The melodic voices of the choir resonate, raising spirits skyward. Congregants clap and sing along to traditional hymns in Fijian, creating a harmonic wave that washes over you. While services follow different formats, you can count on an uplifting sermon, spirited worship, and warm welcoming spirit.
Making a small donation to the collection basket is a nice gesture. But even more important is mingling with villagers afterwards. They will embrace you like one of their own, inviting you home for tea and cake. This fosters deeper cultural exchange as you discuss faith, family, and life in Fiji.
"Attending church in Naboutini village was the highlight of my trip," shares Mike, a backpacker who wandered into a Sunday service. "I was anxious I'd be intruding but the pastor welcomed me with open arms. He even asked me to introduce myself to the congregation! I was so moved by their inspirational singing and message of love. The kindness they showed truly embodied the spirit of Fiji."
Solo traveler Maya had a similar experience after a villager invited her to their Methodist service. "I was blown away by the incredible sound of 200 voices singing in harmony. And while I couldn't understand the words, I felt the joy and community they radiated. The beaming grins as we all shook hands afterwards confirmed that. I was invited back again next week!"
Fiji on the Cheap: Savvy Ways to Explore Paradise on Any Budget - Experience a Kava Ceremony
Kava ceremonies offer a portal into the cultural heart of Fiji. This important social ritual has roots extending back over 3,000 years in Polynesian societies. Also known as “yaqona,” kava is a traditional beverage made by pounding the root of the pepper plant. It has a mild calming effect similar to chamomile tea. But its true purpose is bringing people together.

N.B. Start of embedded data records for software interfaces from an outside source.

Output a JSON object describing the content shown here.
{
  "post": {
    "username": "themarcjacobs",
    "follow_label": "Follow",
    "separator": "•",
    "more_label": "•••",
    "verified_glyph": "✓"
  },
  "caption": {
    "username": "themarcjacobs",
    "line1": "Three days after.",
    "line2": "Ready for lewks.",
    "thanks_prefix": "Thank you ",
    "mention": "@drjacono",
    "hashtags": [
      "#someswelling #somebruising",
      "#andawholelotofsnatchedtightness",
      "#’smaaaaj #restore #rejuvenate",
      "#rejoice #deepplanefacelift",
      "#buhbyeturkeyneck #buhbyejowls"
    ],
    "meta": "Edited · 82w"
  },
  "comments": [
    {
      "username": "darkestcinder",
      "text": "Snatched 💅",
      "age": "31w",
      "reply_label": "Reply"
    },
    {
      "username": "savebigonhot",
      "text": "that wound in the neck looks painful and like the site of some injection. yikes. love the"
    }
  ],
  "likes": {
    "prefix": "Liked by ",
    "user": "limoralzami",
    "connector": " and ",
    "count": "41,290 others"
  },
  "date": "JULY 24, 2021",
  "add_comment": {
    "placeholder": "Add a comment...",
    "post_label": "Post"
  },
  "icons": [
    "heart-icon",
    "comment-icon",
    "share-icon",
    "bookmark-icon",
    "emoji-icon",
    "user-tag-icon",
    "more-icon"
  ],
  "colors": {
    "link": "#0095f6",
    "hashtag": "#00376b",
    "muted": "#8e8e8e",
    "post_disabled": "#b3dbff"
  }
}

Attending a village’s nightly kava ceremony lets you witness this communal tradition firsthand. As the sun sets, villagers gather in a circle sharing stories, songs, and passing around coconut shell cups filled with kava. The mellow atmosphere and chance to bond with locals make it a travel highlight.
Kava has a earthy, somewhat bitter taste. But don’t sip just for the drink itself. Focus instead on soaking up the social spirit andSignificance behind the tradition. Some etiquette tips: Accept your cup with both hands as a sign of respect. Clap once before drinking to toast good health. Drink kava in one go rather than sipping. And shake hands with your hosts afterwards expressing vinaka (thank you) for welcoming you.
While casual attire is fine, wear something modest out of reverence for customs. Sit cross-legged on woven mats joining in the conversation and singing. Your village hosts will share kava lore and explain the tasks involved in making it, from selecting the proper roots to grinding, soaking and straining before serving.
As the night progresses, you’ll notice tongues become looser and laughter flows more freely. A sense of tranquility blankets the group. Simply surrender to the moment and soak up the communal camaraderie. Be open to forging new friendships.
“Sitting in that kava circle was when I truly began to grasp the Fijian way of life,” shares solo traveler Trent. “The tranquil atmosphere promoted easy exchange. With our guards down, we spoke heart-to-heart. I learned so much about what matters most to them – family, faith, community. My hosts even confided hopes and struggles. An experience no tour could match.”
Friends Valerie and Becca received an invite from guesthouse owners to join their village ceremony. “At first we weren’t sure what to expect,” explains Valerie. “But we quickly relaxed under the spell of the kava and each other's’ company. We ended up giggling into the night sharing travel stories and inside jokes. It felt like we had known our new Fijian friends forever.”
Long-term traveler Caleb was moved by the inclusiveness of the ritual: “As a newcomer I wasn’t sure if I’d be welcomed. But the villages envelop you like their own family. As we sat chatting and singing hymns, any differences between us dissipated. All that remained was our shared humanity.”